On average, US adults consume approximately 15 g fiber per day, well short of the recommended intake of 25 to 38 g per day based on the 2015–2020 Dietary Guidelines for Americans. Even dietitians can find it challenging to consume the required amount of fiber on a daily basis. While they’re not sexy nutrition solutions, it’s well understood that fiber-containing, plant-based foods play an important role in overall health and prevention and treatment of diseases such as prediabetes, diabetes, and heart disease—so much so that the Dietary Guidelines have considered fiber to be a nutrient of concern since 2005. New research also is shedding light on the benefits of fiber in mental health, supporting a diverse microbiome, and beyond. What are dietitians to do when, according to the Centers for Disease Control and Prevention, only 1 in 10 adults meets federal fruit and vegetable recommendations?

Most consumers know that fiber-filled foods are good for them but lack the time, skill, and creativity to design and prepare daily meals and snacks to reach fiber goals while paying attention to total calorie consumption, blood sugar levels, and heart health. Plus, the growing popularity of low-carb and keto-style diets in addition to gluten-free, wheat-free, and grain-free eating patterns tend to limit or eliminate fiber-rich grains, further contributing to the fiber intake deficit.

10 High-Fiber Foods for Clients On the Go
Below are 10 high-fiber convenience foods RDs consume, enjoy, and recommend for their clients as part of a healthful diet.
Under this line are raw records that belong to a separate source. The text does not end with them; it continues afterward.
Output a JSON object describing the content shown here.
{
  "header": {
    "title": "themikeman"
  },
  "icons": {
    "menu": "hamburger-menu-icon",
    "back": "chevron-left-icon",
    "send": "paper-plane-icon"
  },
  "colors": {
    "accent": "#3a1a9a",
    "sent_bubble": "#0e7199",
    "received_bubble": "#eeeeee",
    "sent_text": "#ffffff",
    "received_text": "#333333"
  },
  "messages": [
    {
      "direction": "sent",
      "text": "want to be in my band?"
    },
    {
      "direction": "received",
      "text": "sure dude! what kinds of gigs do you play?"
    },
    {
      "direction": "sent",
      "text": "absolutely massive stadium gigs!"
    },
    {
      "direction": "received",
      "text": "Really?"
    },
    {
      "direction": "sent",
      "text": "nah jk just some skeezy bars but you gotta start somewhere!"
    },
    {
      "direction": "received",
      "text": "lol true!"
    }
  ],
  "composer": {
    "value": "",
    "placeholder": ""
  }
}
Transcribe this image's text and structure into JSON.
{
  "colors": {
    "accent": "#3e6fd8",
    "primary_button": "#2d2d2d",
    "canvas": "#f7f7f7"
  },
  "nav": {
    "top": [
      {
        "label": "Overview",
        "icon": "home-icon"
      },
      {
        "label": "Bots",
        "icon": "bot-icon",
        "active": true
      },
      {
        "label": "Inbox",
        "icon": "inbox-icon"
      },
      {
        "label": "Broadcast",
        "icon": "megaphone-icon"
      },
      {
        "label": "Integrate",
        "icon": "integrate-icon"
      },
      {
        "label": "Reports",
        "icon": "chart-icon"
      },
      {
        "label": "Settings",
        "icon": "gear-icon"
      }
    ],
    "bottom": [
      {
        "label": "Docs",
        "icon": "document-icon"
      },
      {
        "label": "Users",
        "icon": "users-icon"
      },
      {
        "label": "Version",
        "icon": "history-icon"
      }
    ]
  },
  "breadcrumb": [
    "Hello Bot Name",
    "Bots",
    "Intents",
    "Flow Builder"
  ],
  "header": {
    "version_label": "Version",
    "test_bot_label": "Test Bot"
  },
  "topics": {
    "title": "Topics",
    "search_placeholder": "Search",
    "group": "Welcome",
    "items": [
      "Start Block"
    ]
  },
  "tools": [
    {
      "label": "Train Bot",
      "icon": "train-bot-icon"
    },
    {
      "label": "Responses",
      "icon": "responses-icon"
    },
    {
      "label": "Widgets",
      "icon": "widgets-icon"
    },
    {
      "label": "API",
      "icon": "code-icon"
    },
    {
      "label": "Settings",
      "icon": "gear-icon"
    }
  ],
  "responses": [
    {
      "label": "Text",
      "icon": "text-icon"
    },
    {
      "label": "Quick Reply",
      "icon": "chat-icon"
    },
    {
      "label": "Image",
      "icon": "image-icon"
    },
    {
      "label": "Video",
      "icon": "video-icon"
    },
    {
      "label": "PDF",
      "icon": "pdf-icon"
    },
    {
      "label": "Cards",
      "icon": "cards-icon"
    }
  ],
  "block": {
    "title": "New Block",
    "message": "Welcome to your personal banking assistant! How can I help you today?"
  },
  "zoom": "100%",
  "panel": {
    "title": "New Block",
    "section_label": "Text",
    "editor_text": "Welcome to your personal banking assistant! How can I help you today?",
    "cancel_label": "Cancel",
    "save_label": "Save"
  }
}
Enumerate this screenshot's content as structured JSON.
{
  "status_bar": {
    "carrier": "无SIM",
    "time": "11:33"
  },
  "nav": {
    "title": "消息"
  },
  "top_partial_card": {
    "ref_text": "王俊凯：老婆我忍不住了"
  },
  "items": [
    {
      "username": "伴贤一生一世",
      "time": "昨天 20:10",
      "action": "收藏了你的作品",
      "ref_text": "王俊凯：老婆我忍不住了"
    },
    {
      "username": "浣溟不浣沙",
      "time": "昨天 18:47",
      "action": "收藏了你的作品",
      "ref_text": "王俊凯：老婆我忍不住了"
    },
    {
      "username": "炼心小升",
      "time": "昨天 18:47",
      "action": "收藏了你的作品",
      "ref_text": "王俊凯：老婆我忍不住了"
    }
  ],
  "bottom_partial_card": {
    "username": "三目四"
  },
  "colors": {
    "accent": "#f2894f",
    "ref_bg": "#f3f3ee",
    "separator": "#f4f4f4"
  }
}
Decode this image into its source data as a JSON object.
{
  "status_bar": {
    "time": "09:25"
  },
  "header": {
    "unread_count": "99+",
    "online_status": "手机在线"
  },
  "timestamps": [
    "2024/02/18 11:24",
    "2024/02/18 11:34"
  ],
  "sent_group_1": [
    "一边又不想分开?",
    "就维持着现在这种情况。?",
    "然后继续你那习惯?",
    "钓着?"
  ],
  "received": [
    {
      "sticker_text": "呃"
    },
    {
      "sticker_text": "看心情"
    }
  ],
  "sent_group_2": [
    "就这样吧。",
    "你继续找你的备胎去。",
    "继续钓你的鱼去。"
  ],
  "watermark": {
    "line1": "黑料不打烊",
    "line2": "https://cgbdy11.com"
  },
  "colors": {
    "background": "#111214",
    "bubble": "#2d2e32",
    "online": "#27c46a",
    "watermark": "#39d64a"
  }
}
Each snack contains at least 5 g fiber per serving and is made without artificial ingredients or preservatives. The foods are portable, nonperishable, and contain different forms of fiber for variety.

Whole Food and Functional Fiber Snacks
7. F-Factor Protein/Fiber Bars. There’s a seemingly endless variety of protein bars on the market with diverse nutritional values and ingredients. F-Factor Protein/Fiber Bars, developed by Tanya Zuckerbrot, MS, RD, an internationally known dietitian and creator of the F-Factor Diet, is a favorite among RDs. They’re plant based, gluten-free, soy-free, and kosher, and contain fiber sourced primarily from prebiotic soluble corn fiber. Kelly Plowe, MS, RDN, a food and health communications specialist based in Los Angeles, says, “I keep F-Factor bars stocked in my pantry. They’re perfect for when you’re on the go. They come in Peanut Butter and Chocolate Brownie and have 20 g of fiber and 20 g of protein. I especially love these because unlike other fiber bars, they don’t upset my stomach or make me feel bloated. They’re vegan, too, and taste delicious.”

To read full article click here. A version of this article ran in the January 2020 Issue of Today’s Dietitian. To access the issue, click here.